ASSIGNMENT:
Set it all down exactly, every record and every line.

INFORMATION SHOWN:
▽

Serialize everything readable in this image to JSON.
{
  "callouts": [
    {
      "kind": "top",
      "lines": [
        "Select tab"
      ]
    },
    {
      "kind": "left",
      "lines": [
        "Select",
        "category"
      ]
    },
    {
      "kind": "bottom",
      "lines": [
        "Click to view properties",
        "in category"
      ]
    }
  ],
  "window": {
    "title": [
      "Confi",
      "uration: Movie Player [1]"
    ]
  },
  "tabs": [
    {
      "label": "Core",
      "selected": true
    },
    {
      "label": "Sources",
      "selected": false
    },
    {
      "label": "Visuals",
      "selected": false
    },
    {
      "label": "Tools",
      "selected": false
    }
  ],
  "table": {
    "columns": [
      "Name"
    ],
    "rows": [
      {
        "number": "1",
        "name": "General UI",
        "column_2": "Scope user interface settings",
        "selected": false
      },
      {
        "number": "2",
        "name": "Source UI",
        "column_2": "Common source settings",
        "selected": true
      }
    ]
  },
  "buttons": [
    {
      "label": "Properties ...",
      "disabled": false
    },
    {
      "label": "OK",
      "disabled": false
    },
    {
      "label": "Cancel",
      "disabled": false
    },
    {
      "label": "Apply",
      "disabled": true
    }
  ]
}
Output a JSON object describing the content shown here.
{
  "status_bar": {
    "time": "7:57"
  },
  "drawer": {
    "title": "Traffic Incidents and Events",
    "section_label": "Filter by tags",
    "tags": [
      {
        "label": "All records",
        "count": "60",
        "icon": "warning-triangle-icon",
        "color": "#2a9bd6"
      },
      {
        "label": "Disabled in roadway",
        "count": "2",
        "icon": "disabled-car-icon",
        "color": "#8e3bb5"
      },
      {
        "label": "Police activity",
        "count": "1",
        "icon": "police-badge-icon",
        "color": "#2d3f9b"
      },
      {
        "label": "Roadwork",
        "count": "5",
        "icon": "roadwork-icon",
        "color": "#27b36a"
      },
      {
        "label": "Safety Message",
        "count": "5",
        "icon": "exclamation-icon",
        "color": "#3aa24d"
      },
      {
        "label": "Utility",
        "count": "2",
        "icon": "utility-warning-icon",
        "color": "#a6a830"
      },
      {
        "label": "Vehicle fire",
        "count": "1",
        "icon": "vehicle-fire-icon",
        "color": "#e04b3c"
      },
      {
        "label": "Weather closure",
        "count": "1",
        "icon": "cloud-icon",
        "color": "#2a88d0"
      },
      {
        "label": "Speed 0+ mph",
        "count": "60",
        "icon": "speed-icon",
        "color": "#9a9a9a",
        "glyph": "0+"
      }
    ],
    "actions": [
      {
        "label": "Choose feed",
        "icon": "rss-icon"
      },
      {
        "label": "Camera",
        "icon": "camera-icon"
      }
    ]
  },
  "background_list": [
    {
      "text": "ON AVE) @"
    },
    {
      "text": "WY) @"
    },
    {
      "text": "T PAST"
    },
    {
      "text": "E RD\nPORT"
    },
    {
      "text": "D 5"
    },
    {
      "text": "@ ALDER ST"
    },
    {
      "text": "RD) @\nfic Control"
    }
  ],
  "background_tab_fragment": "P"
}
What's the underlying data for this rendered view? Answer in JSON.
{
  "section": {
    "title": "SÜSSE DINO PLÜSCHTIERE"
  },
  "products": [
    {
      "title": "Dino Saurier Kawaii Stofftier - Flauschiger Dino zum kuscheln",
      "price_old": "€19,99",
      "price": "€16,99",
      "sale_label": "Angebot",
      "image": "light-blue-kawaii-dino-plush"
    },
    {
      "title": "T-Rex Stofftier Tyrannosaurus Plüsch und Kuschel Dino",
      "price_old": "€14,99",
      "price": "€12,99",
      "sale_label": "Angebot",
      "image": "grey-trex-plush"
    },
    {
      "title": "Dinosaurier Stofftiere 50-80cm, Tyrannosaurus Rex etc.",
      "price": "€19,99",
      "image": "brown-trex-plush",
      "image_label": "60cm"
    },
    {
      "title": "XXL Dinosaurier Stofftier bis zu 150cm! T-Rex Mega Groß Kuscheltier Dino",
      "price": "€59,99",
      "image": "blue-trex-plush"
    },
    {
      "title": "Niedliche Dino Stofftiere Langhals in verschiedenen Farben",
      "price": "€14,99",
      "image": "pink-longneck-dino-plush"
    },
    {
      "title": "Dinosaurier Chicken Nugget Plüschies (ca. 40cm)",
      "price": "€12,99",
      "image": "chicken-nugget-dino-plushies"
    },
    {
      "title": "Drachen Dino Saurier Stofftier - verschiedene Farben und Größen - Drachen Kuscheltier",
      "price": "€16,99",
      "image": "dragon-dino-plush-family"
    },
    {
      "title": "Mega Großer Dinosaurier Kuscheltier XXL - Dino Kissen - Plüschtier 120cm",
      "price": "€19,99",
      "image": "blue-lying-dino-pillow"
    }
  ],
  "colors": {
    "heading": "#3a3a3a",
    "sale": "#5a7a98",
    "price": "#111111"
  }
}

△

ANSWER BELOW:
Serialize everything readable in this image to JSON.
{
  "callouts": [
    {
      "kind": "top",
      "lines": [
        "Select tab"
      ]
    },
    {
      "kind": "left",
      "lines": [
        "Select",
        "category"
      ]
    },
    {
      "kind": "bottom",
      "lines": [
        "Click to view properties",
        "in category"
      ]
    }
  ],
  "window": {
    "title": [
      "Confi",
      "uration: Movie Player [1]"
    ]
  },
  "tabs": [
    {
      "label": "Core",
      "selected": true
    },
    {
      "label": "Sources",
      "selected": false
    },
    {
      "label": "Visuals",
      "selected": false
    },
    {
      "label": "Tools",
      "selected": false
    }
  ],
  "table": {
    "columns": [
      "Name"
    ],
    "rows": [
      {
        "number": "1",
        "name": "General UI",
        "column_2": "Scope user interface settings",
        "selected": false
      },
      {
        "number": "2",
        "name": "Source UI",
        "column_2": "Common source settings",
        "selected": true
      }
    ]
  },
  "buttons": [
    {
      "label": "Properties ...",
      "disabled": false
    },
    {
      "label": "OK",
      "disabled": false
    },
    {
      "label": "Cancel",
      "disabled": false
    },
    {
      "label": "Apply",
      "disabled": true
    }
  ]
}
Output a JSON object describing the content shown here.
{
  "status_bar": {
    "time": "7:57"
  },
  "drawer": {
    "title": "Traffic Incidents and Events",
    "section_label": "Filter by tags",
    "tags": [
      {
        "label": "All records",
        "count": "60",
        "icon": "warning-triangle-icon",
        "color": "#2a9bd6"
      },
      {
        "label": "Disabled in roadway",
        "count": "2",
        "icon": "disabled-car-icon",
        "color": "#8e3bb5"
      },
      {
        "label": "Police activity",
        "count": "1",
        "icon": "police-badge-icon",
        "color": "#2d3f9b"
      },
      {
        "label": "Roadwork",
        "count": "5",
        "icon": "roadwork-icon",
        "color": "#27b36a"
      },
      {
        "label": "Safety Message",
        "count": "5",
        "icon": "exclamation-icon",
        "color": "#3aa24d"
      },
      {
        "label": "Utility",
        "count": "2",
        "icon": "utility-warning-icon",
        "color": "#a6a830"
      },
      {
        "label": "Vehicle fire",
        "count": "1",
        "icon": "vehicle-fire-icon",
        "color": "#e04b3c"
      },
      {
        "label": "Weather closure",
        "count": "1",
        "icon": "cloud-icon",
        "color": "#2a88d0"
      },
      {
        "label": "Speed 0+ mph",
        "count": "60",
        "icon": "speed-icon",
        "color": "#9a9a9a",
        "glyph": "0+"
      }
    ],
    "actions": [
      {
        "label": "Choose feed",
        "icon": "rss-icon"
      },
      {
        "label": "Camera",
        "icon": "camera-icon"
      }
    ]
  },
  "background_list": [
    {
      "text": "ON AVE) @"
    },
    {
      "text": "WY) @"
    },
    {
      "text": "T PAST"
    },
    {
      "text": "E RD\nPORT"
    },
    {
      "text": "D 5"
    },
    {
      "text": "@ ALDER ST"
    },
    {
      "text": "RD) @\nfic Control"
    }
  ],
  "background_tab_fragment": "P"
}
What's the underlying data for this rendered view? Answer in JSON.
{
  "section": {
    "title": "SÜSSE DINO PLÜSCHTIERE"
  },
  "products": [
    {
      "title": "Dino Saurier Kawaii Stofftier - Flauschiger Dino zum kuscheln",
      "price_old": "€19,99",
      "price": "€16,99",
      "sale_label": "Angebot",
      "image": "light-blue-kawaii-dino-plush"
    },
    {
      "title": "T-Rex Stofftier Tyrannosaurus Plüsch und Kuschel Dino",
      "price_old": "€14,99",
      "price": "€12,99",
      "sale_label": "Angebot",
      "image": "grey-trex-plush"
    },
    {
      "title": "Dinosaurier Stofftiere 50-80cm, Tyrannosaurus Rex etc.",
      "price": "€19,99",
      "image": "brown-trex-plush",
      "image_label": "60cm"
    },
    {
      "title": "XXL Dinosaurier Stofftier bis zu 150cm! T-Rex Mega Groß Kuscheltier Dino",
      "price": "€59,99",
      "image": "blue-trex-plush"
    },
    {
      "title": "Niedliche Dino Stofftiere Langhals in verschiedenen Farben",
      "price": "€14,99",
      "image": "pink-longneck-dino-plush"
    },
    {
      "title": "Dinosaurier Chicken Nugget Plüschies (ca. 40cm)",
      "price": "€12,99",
      "image": "chicken-nugget-dino-plushies"
    },
    {
      "title": "Drachen Dino Saurier Stofftier - verschiedene Farben und Größen - Drachen Kuscheltier",
      "price": "€16,99",
      "image": "dragon-dino-plush-family"
    },
    {
      "title": "Mega Großer Dinosaurier Kuscheltier XXL - Dino Kissen - Plüschtier 120cm",
      "price": "€19,99",
      "image": "blue-lying-dino-pillow"
    }
  ],
  "colors": {
    "heading": "#3a3a3a",
    "sale": "#5a7a98",
    "price": "#111111"
  }
}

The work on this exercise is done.